[Data records for software interfaces]
==========

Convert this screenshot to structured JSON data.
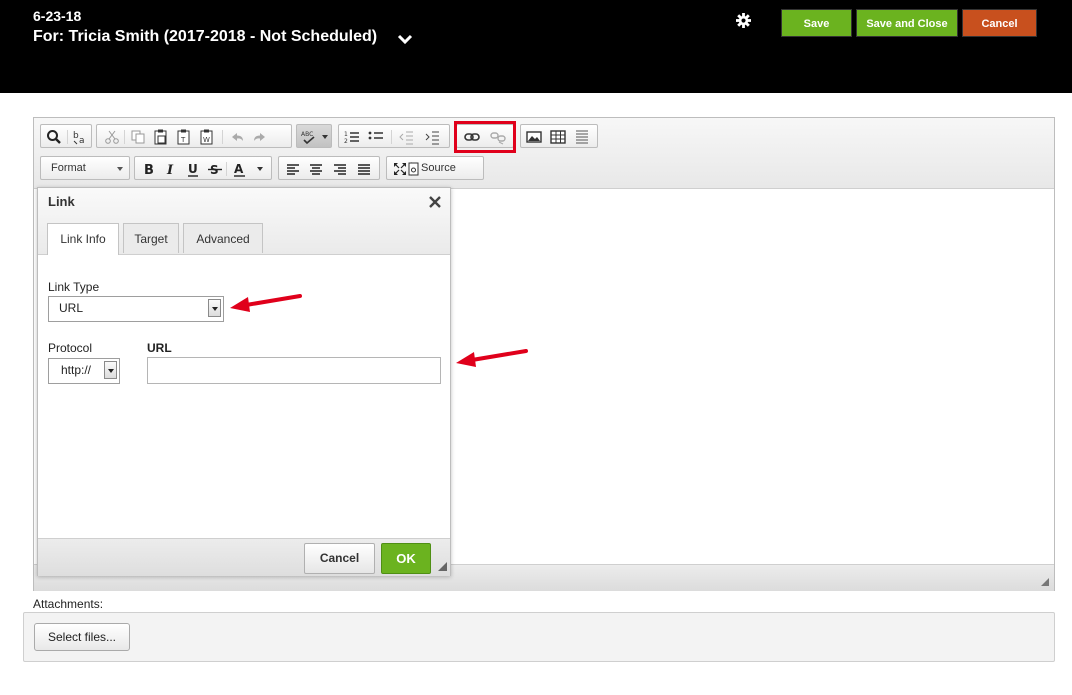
{
  "header": {
    "title": "6-23-18",
    "subtitle": "For: Tricia Smith (2017-2018 - Not Scheduled)",
    "save_label": "Save",
    "save_close_label": "Save and Close",
    "cancel_label": "Cancel"
  },
  "toolbar": {
    "format_label": "Format",
    "source_label": "Source",
    "icons": [
      "find-icon",
      "replace-icon",
      "cut-icon",
      "copy-icon",
      "paste-icon",
      "paste-text-icon",
      "paste-word-icon",
      "undo-icon",
      "redo-icon",
      "spellcheck-icon",
      "numbered-list-icon",
      "bulleted-list-icon",
      "outdent-icon",
      "indent-icon",
      "link-icon",
      "unlink-icon",
      "image-icon",
      "table-icon",
      "horizontal-rule-icon",
      "bold-icon",
      "italic-icon",
      "underline-icon",
      "strikethrough-icon",
      "text-color-icon",
      "align-left-icon",
      "align-center-icon",
      "align-right-icon",
      "justify-icon",
      "maximize-icon",
      "source-icon"
    ]
  },
  "dialog": {
    "title": "Link",
    "tabs": [
      "Link Info",
      "Target",
      "Advanced"
    ],
    "link_type_label": "Link Type",
    "link_type_value": "URL",
    "protocol_label": "Protocol",
    "protocol_value": "http://",
    "url_label": "URL",
    "url_value": "",
    "cancel_label": "Cancel",
    "ok_label": "OK"
  },
  "attachments": {
    "label": "Attachments:",
    "select_files_label": "Select files..."
  },
  "colors": {
    "header_bg": "#000000",
    "accent_green": "#6bb31f",
    "cancel_orange": "#c8501e",
    "annotation_red": "#e0001b"
  }
}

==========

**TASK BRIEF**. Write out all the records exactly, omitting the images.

**ANSWER TO THIS PROBLEM**.
Convert this screenshot to structured JSON data.
{
  "header": {
    "title": "6-23-18",
    "subtitle": "For: Tricia Smith (2017-2018 - Not Scheduled)",
    "save_label": "Save",
    "save_close_label": "Save and Close",
    "cancel_label": "Cancel"
  },
  "toolbar": {
    "format_label": "Format",
    "source_label": "Source",
    "icons": [
      "find-icon",
      "replace-icon",
      "cut-icon",
      "copy-icon",
      "paste-icon",
      "paste-text-icon",
      "paste-word-icon",
      "undo-icon",
      "redo-icon",
      "spellcheck-icon",
      "numbered-list-icon",
      "bulleted-list-icon",
      "outdent-icon",
      "indent-icon",
      "link-icon",
      "unlink-icon",
      "image-icon",
      "table-icon",
      "horizontal-rule-icon",
      "bold-icon",
      "italic-icon",
      "underline-icon",
      "strikethrough-icon",
      "text-color-icon",
      "align-left-icon",
      "align-center-icon",
      "align-right-icon",
      "justify-icon",
      "maximize-icon",
      "source-icon"
    ]
  },
  "dialog": {
    "title": "Link",
    "tabs": [
      "Link Info",
      "Target",
      "Advanced"
    ],
    "link_type_label": "Link Type",
    "link_type_value": "URL",
    "protocol_label": "Protocol",
    "protocol_value": "http://",
    "url_label": "URL",
    "url_value": "",
    "cancel_label": "Cancel",
    "ok_label": "OK"
  },
  "attachments": {
    "label": "Attachments:",
    "select_files_label": "Select files..."
  },
  "colors": {
    "header_bg": "#000000",
    "accent_green": "#6bb31f",
    "cancel_orange": "#c8501e",
    "annotation_red": "#e0001b"
  }
}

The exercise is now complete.